(Data items)
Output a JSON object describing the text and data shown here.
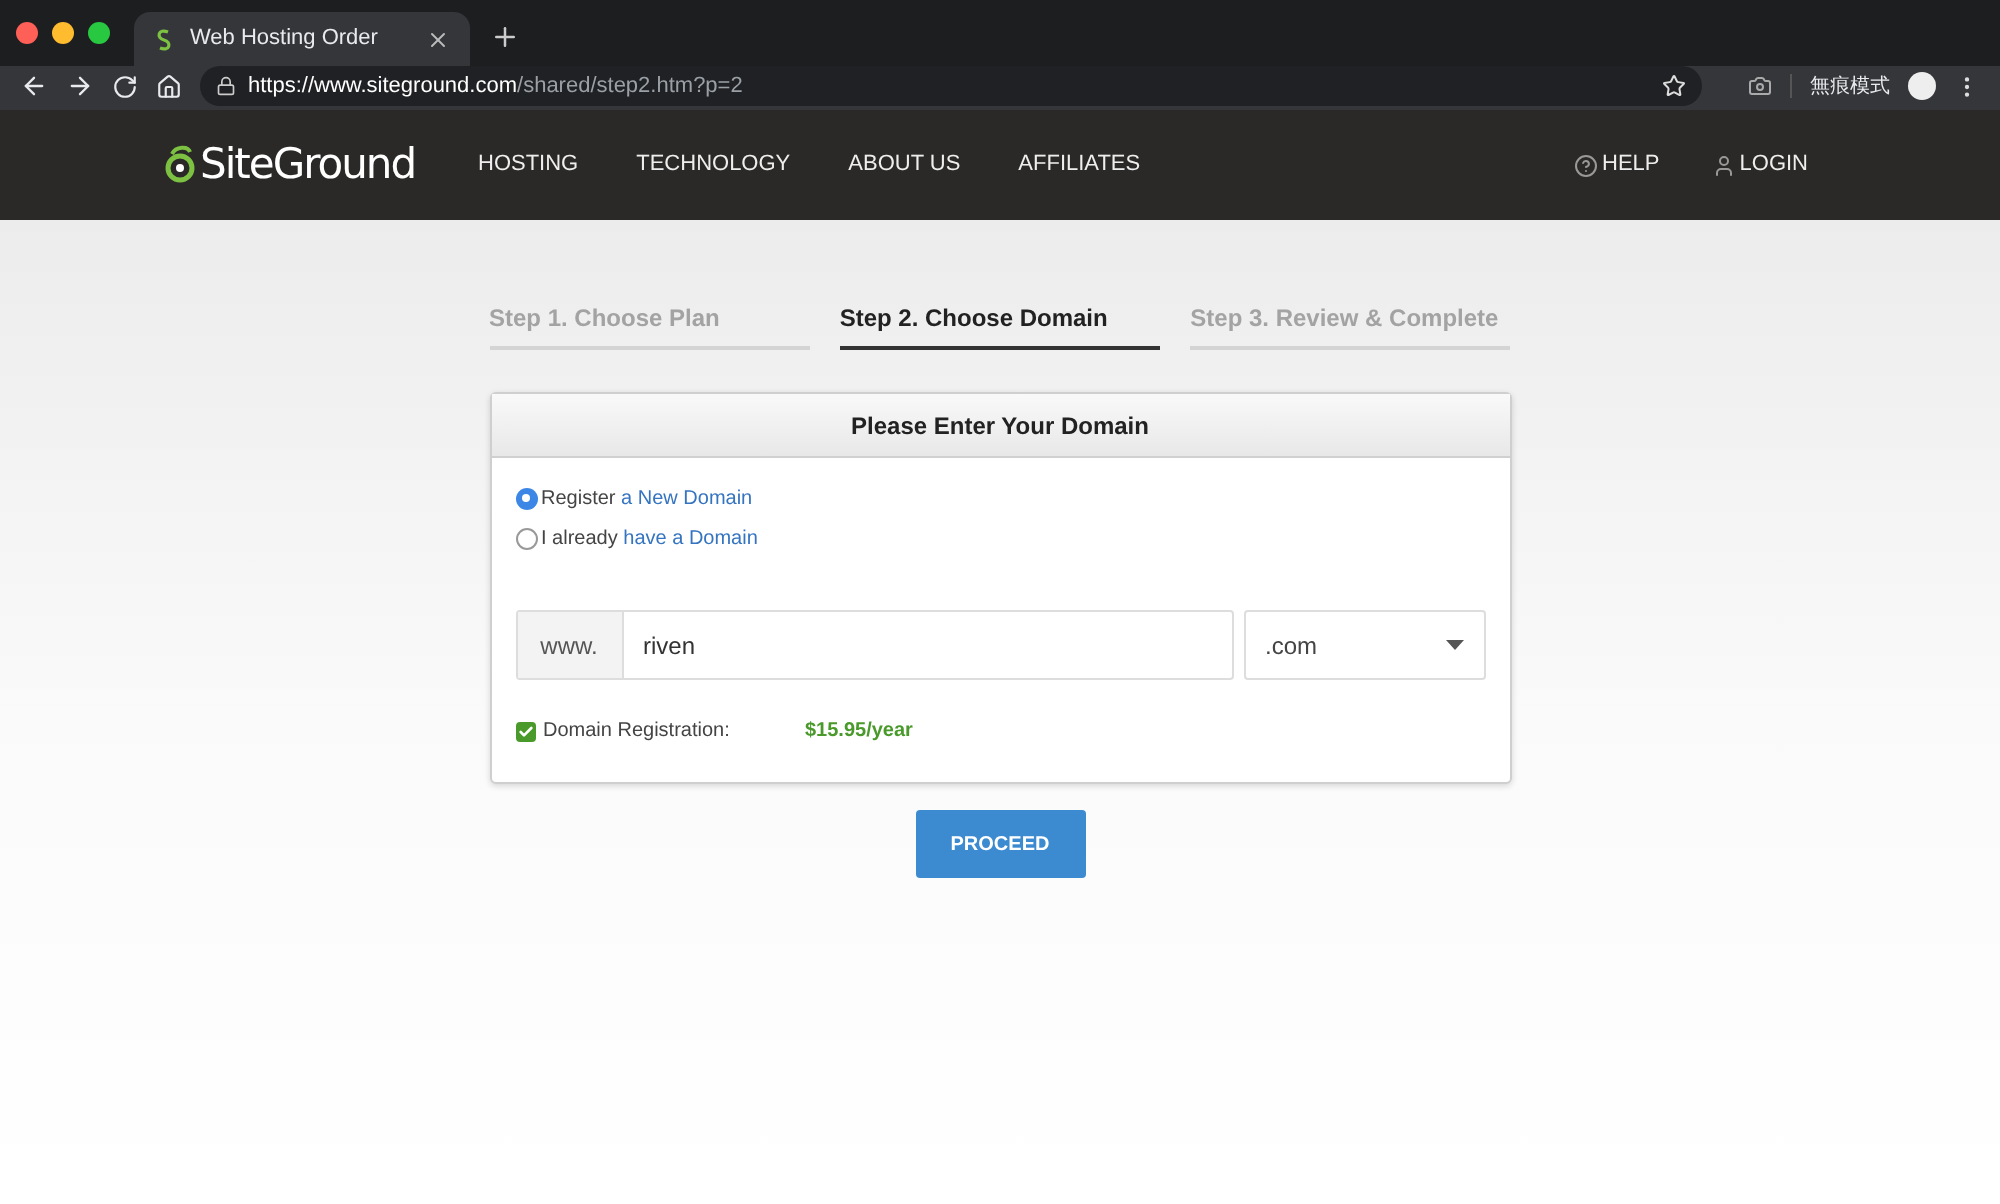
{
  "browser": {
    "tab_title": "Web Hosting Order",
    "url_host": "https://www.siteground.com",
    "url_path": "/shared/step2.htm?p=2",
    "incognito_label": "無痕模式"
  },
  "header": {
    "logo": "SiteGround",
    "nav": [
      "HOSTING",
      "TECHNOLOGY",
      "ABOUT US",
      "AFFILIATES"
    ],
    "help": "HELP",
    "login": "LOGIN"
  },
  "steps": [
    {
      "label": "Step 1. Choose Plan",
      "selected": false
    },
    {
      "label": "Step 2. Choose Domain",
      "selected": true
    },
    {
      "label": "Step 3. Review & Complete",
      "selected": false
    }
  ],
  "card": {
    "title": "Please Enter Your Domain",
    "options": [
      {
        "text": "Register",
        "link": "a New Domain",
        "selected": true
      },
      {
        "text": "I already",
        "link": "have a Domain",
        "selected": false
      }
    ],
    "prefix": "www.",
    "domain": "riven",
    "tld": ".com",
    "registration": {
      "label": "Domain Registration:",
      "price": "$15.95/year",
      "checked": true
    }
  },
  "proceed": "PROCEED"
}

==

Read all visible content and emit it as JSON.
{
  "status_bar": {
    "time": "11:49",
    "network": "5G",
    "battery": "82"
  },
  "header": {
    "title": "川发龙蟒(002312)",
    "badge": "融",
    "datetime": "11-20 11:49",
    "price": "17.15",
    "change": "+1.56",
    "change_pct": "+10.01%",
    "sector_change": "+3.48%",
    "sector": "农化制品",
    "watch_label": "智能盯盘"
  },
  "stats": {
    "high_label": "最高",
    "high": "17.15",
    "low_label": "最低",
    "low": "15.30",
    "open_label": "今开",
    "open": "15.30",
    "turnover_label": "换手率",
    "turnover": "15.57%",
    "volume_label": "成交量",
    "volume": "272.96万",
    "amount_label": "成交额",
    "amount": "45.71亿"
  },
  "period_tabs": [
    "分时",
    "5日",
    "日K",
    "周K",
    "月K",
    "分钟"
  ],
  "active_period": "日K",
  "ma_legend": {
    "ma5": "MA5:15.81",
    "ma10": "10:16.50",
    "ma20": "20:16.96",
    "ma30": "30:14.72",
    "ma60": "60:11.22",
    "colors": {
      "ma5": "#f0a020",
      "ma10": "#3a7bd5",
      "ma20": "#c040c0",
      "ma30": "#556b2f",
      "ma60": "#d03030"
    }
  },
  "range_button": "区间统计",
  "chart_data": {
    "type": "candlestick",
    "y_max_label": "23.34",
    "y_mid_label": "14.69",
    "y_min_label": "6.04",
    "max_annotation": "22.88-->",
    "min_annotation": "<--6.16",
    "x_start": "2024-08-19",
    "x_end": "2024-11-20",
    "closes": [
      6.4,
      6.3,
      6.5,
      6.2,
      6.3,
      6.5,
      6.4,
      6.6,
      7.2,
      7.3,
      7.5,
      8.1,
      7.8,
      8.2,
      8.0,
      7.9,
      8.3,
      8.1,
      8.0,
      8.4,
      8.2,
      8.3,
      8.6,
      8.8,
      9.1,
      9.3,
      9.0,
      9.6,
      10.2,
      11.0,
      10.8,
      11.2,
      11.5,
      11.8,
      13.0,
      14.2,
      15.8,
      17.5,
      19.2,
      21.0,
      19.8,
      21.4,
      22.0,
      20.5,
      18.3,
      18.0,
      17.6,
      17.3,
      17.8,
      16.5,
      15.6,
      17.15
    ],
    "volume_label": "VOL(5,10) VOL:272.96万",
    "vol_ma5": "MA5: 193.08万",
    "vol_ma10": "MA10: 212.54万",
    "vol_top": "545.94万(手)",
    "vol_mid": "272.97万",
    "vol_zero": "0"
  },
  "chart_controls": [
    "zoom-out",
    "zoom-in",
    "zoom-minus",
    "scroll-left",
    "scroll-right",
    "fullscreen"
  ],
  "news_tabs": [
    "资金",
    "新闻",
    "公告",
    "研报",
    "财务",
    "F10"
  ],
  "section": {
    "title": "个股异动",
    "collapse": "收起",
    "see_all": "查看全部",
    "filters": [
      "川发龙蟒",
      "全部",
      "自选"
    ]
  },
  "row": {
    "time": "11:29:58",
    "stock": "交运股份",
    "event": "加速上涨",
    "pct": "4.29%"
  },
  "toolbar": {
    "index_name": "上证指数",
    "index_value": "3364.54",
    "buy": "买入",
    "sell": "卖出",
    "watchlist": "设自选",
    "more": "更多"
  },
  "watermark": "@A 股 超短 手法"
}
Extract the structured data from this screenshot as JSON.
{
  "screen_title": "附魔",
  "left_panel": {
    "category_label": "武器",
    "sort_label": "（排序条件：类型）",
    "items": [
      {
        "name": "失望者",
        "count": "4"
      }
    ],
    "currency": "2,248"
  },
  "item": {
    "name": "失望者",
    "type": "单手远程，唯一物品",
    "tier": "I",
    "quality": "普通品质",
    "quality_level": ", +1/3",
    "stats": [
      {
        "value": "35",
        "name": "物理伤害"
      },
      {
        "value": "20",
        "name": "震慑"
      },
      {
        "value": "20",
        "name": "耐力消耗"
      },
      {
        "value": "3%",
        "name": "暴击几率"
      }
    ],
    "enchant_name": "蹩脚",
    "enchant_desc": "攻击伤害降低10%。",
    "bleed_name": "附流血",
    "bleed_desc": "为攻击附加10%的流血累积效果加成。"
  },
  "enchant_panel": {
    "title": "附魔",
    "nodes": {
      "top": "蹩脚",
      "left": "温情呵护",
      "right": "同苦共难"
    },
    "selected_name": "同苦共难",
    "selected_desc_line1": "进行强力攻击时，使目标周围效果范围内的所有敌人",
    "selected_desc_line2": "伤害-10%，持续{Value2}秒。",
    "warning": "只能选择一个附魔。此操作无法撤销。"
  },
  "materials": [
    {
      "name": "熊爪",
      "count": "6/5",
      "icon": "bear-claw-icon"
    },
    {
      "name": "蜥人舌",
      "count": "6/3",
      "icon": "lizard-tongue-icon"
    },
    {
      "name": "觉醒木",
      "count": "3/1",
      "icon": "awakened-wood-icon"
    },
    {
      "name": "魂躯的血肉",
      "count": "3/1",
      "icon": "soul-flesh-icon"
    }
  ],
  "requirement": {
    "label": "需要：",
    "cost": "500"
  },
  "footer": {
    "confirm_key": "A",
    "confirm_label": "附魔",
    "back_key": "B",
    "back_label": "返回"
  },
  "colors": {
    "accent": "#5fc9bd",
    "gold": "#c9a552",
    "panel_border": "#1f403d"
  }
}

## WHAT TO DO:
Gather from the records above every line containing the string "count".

## REPLY:
        "count": "4"
      "count": "6/5",
      "count": "6/3",
      "count": "3/1",
      "count": "3/1",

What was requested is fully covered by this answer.